[Data about app and page elements]
============================================================
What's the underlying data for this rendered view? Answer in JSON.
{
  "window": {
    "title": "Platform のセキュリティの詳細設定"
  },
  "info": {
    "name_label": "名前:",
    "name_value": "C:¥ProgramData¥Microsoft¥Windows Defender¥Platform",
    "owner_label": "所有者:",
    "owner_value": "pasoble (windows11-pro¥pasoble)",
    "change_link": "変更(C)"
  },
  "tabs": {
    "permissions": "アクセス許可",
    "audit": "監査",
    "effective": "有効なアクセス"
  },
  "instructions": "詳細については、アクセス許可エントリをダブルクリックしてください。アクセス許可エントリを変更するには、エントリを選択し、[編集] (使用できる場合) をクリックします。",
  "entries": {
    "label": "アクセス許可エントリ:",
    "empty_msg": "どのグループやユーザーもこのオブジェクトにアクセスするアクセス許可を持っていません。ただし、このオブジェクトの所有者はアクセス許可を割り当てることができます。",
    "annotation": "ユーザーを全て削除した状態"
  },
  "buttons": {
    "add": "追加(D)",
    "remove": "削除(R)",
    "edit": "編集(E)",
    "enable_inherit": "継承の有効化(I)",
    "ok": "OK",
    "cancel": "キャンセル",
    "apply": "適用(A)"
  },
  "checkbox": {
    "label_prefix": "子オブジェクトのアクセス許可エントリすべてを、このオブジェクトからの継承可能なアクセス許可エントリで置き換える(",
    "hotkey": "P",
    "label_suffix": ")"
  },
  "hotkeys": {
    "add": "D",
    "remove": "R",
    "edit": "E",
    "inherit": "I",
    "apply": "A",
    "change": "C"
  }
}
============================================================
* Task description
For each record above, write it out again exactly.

* Final answer
What's the underlying data for this rendered view? Answer in JSON.
{
  "window": {
    "title": "Platform のセキュリティの詳細設定"
  },
  "info": {
    "name_label": "名前:",
    "name_value": "C:¥ProgramData¥Microsoft¥Windows Defender¥Platform",
    "owner_label": "所有者:",
    "owner_value": "pasoble (windows11-pro¥pasoble)",
    "change_link": "変更(C)"
  },
  "tabs": {
    "permissions": "アクセス許可",
    "audit": "監査",
    "effective": "有効なアクセス"
  },
  "instructions": "詳細については、アクセス許可エントリをダブルクリックしてください。アクセス許可エントリを変更するには、エントリを選択し、[編集] (使用できる場合) をクリックします。",
  "entries": {
    "label": "アクセス許可エントリ:",
    "empty_msg": "どのグループやユーザーもこのオブジェクトにアクセスするアクセス許可を持っていません。ただし、このオブジェクトの所有者はアクセス許可を割り当てることができます。",
    "annotation": "ユーザーを全て削除した状態"
  },
  "buttons": {
    "add": "追加(D)",
    "remove": "削除(R)",
    "edit": "編集(E)",
    "enable_inherit": "継承の有効化(I)",
    "ok": "OK",
    "cancel": "キャンセル",
    "apply": "適用(A)"
  },
  "checkbox": {
    "label_prefix": "子オブジェクトのアクセス許可エントリすべてを、このオブジェクトからの継承可能なアクセス許可エントリで置き換える(",
    "hotkey": "P",
    "label_suffix": ")"
  },
  "hotkeys": {
    "add": "D",
    "remove": "R",
    "edit": "E",
    "inherit": "I",
    "apply": "A",
    "change": "C"
  }
}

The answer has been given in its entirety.